SourabhJune 14, 2012 11:34 AM

Given that I haven't seen the documentary, I am curious why does the documentary makers think women in India have very limited oppurtunity? Is that the theme of the documentary? Hugo have you seen it? I will like to point out that the President of India (though incompetent is a women). Several states have Chief Ministers who are women. There are women in Indian Space program working as lead. All this can be googled for fact check. Many women go to medical school. I am aghast at this shallow documentary (I am going with the trailer) getting awards. Basically the choice is to be Hindu zealot (per the documentary) or be modern by getting objectified. I don't see anything wrong with women competing in Beauty contests if that is the choice they are making. But I find it objectionable to imply that Indian women are living in a restricted culture in the like of Saudi Arabia or even an Amish country.

Oh, I see the cow was shown in the middle of the busy road - sign of lazy film making. I will like to watch the documentary when it does come out or is available in US.

Joe YoungJune 14, 2012 3:50 PM

I would like to watch see if the filmmakers manage to capture the compexiteies of Indian society.

Hugo OzmanJune 15, 2012 5:38 PM

Thank you for your comments, Sourabh.

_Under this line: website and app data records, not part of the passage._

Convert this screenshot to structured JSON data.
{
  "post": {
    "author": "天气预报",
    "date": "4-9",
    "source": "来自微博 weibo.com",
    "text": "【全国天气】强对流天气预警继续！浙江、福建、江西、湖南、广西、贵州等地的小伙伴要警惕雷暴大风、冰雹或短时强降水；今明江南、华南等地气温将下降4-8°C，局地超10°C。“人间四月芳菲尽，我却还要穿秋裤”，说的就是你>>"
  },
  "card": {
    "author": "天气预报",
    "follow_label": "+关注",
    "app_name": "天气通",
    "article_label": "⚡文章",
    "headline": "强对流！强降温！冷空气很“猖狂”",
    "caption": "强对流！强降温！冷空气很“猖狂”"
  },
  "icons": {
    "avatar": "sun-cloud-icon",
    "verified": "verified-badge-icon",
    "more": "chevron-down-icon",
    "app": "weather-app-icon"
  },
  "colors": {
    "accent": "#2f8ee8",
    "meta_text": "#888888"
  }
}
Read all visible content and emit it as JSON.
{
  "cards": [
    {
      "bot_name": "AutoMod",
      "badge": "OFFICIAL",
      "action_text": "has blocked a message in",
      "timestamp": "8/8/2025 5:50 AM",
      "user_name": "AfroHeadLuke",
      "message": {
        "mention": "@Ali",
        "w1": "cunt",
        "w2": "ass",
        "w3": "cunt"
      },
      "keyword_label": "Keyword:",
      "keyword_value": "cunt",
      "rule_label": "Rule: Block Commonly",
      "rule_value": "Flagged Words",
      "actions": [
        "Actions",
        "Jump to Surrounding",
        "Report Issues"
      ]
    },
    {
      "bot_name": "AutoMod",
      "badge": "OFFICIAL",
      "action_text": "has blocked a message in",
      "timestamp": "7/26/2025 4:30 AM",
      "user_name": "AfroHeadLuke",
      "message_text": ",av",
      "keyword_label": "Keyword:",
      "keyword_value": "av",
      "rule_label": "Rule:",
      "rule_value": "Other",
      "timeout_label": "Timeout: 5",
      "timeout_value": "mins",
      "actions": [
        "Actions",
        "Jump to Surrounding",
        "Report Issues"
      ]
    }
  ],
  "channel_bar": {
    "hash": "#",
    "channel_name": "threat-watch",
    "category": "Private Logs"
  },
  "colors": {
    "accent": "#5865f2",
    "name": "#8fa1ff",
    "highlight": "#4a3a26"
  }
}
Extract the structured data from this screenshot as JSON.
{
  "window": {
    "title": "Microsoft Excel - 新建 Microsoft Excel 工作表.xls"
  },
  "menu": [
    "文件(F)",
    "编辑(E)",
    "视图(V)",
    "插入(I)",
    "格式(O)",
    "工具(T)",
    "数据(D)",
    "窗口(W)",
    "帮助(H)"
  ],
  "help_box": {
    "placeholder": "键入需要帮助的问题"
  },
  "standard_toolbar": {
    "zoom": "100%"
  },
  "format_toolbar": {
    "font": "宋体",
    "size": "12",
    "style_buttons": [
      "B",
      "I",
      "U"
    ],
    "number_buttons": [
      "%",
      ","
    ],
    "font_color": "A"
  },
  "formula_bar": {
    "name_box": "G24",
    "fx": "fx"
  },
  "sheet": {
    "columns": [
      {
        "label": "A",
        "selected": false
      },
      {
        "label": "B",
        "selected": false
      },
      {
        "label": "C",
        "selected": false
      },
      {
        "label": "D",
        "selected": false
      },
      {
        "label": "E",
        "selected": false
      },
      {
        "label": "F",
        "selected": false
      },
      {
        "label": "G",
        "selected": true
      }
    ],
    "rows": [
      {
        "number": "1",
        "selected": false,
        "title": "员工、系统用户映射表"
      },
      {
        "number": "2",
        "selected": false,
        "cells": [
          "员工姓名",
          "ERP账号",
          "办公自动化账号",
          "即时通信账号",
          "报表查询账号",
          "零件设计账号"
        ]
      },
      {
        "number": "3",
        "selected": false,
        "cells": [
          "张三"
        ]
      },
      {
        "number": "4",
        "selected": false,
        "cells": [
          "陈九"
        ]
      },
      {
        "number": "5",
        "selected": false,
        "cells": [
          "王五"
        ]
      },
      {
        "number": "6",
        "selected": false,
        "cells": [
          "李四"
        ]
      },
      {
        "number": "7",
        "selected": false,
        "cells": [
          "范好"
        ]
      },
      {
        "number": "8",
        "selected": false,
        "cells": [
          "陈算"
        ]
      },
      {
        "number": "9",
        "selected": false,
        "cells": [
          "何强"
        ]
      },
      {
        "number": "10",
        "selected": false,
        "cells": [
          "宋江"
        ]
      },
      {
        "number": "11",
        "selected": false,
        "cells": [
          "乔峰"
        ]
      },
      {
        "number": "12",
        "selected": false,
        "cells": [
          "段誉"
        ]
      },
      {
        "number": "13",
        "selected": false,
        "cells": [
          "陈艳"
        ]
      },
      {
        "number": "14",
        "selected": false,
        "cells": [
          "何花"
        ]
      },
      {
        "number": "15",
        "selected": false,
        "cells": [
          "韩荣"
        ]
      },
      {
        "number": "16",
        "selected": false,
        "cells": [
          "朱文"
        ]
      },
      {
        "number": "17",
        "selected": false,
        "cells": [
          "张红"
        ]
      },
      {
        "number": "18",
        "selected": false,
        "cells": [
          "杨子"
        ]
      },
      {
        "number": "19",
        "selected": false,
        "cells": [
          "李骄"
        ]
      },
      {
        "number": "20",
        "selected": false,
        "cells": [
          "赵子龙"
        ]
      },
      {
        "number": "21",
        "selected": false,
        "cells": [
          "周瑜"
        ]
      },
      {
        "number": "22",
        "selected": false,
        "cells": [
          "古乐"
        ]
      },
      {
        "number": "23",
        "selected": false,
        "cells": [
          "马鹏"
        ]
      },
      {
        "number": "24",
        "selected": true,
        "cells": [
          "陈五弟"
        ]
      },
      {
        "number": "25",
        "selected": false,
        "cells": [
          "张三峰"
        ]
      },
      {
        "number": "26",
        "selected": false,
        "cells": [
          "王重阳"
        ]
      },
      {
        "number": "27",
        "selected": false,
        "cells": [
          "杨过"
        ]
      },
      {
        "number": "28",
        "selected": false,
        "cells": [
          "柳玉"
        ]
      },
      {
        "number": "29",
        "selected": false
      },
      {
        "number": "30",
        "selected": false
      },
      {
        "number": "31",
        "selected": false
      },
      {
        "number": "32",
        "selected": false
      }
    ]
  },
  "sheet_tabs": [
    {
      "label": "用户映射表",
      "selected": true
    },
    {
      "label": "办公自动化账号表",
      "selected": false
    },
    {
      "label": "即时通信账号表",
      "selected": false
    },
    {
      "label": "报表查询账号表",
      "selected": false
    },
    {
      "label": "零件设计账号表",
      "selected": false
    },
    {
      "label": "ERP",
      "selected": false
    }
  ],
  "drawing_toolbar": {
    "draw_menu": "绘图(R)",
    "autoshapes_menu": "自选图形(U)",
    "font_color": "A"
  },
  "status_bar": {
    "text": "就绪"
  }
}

I have seen the documentary, and here's a link to my review:

The documentary gives insight into the lives of 2 groups of women living in India, and based on what is shown, it certainly gives me the impression that it is a struggle for them to get the opportunities to achieve what they want. I don't think the filmmakers have necessarily passed any judgement on either group, but rather present them to demonstrate a strong contrast and illustrate how the Indian society is changing.
Both the documentary and the information you have provided are interesting for someone like me who actually don't know a lot about the Indian society, and I am glad to hear that many women in India do get the opportunities to have great achievements.

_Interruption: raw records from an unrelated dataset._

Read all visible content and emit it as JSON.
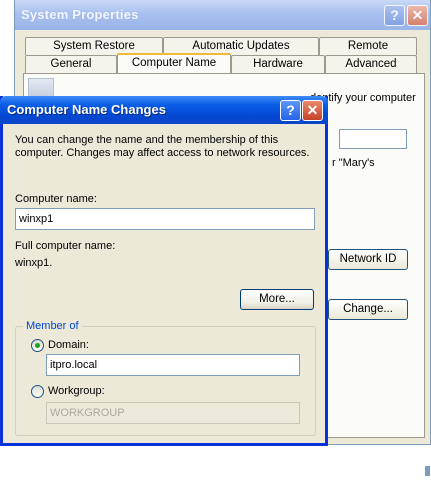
{
  "background_window": {
    "title": "System Properties",
    "tabs_row1": [
      "System Restore",
      "Automatic Updates",
      "Remote"
    ],
    "tabs_row2": [
      "General",
      "Computer Name",
      "Hardware",
      "Advanced"
    ],
    "active_tab": "Computer Name",
    "partial_text_1": "dentify your computer",
    "partial_text_2": "r \"Mary's",
    "network_id_label": "Network ID",
    "change_label": "Change..."
  },
  "dialog": {
    "title": "Computer Name Changes",
    "description": "You can change the name and the membership of this computer. Changes may affect access to network resources.",
    "computer_name_label": "Computer name:",
    "computer_name_value": "winxp1",
    "full_name_label": "Full computer name:",
    "full_name_value": "winxp1.",
    "more_label": "More...",
    "member_of_label": "Member of",
    "domain_label": "Domain:",
    "domain_value": "itpro.local",
    "workgroup_label": "Workgroup:",
    "workgroup_value": "WORKGROUP",
    "selected_membership": "Domain"
  },
  "icons": [
    "question-mark-icon",
    "close-icon",
    "computer-icon",
    "radio-selected-icon",
    "radio-unselected-icon"
  ],
  "colors": {
    "title_bar_active": "#0548d4",
    "title_bar_inactive": "#a8c0ee",
    "dialog_face": "#ece9d8",
    "groupbox_label": "#0046d5",
    "radio_dot": "#21a121"
  }
}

Hugo OzmanJune 15, 2012 5:41 PM


I think the filmmakers have certainly managed to capture some of the complexities of the Indian society, but believe it is much, much more complex that any documentary (even a series) can portray.

Joe YoungJune 18, 2012 3:01 PM

Yeah...I understand what you mean but since Sourabh Guptac seemed worried about film being too shallow.....I was hoping that wasn´t the case.

And yes, life is complex enough fro one documentary to handle.